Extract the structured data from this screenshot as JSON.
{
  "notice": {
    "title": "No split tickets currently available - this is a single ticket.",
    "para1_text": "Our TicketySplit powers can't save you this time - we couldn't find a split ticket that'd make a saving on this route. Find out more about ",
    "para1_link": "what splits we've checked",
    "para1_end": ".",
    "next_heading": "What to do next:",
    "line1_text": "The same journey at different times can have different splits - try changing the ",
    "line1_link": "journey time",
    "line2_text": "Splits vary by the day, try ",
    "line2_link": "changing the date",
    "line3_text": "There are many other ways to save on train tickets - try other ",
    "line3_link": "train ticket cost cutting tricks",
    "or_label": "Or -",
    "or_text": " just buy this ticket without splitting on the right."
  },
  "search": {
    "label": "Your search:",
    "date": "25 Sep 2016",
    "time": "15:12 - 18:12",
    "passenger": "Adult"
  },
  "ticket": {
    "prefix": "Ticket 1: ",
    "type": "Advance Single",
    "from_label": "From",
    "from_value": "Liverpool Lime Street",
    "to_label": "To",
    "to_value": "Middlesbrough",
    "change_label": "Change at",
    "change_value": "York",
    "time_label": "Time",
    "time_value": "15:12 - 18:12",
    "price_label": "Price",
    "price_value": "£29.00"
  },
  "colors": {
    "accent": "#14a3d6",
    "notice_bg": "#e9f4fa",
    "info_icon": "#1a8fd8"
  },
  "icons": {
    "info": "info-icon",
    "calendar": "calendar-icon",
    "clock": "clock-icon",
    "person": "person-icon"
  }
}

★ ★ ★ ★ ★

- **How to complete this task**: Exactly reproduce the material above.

- **Task output**:
Extract the structured data from this screenshot as JSON.
{
  "notice": {
    "title": "No split tickets currently available - this is a single ticket.",
    "para1_text": "Our TicketySplit powers can't save you this time - we couldn't find a split ticket that'd make a saving on this route. Find out more about ",
    "para1_link": "what splits we've checked",
    "para1_end": ".",
    "next_heading": "What to do next:",
    "line1_text": "The same journey at different times can have different splits - try changing the ",
    "line1_link": "journey time",
    "line2_text": "Splits vary by the day, try ",
    "line2_link": "changing the date",
    "line3_text": "There are many other ways to save on train tickets - try other ",
    "line3_link": "train ticket cost cutting tricks",
    "or_label": "Or -",
    "or_text": " just buy this ticket without splitting on the right."
  },
  "search": {
    "label": "Your search:",
    "date": "25 Sep 2016",
    "time": "15:12 - 18:12",
    "passenger": "Adult"
  },
  "ticket": {
    "prefix": "Ticket 1: ",
    "type": "Advance Single",
    "from_label": "From",
    "from_value": "Liverpool Lime Street",
    "to_label": "To",
    "to_value": "Middlesbrough",
    "change_label": "Change at",
    "change_value": "York",
    "time_label": "Time",
    "time_value": "15:12 - 18:12",
    "price_label": "Price",
    "price_value": "£29.00"
  },
  "colors": {
    "accent": "#14a3d6",
    "notice_bg": "#e9f4fa",
    "info_icon": "#1a8fd8"
  },
  "icons": {
    "info": "info-icon",
    "calendar": "calendar-icon",
    "clock": "clock-icon",
    "person": "person-icon"
  }
}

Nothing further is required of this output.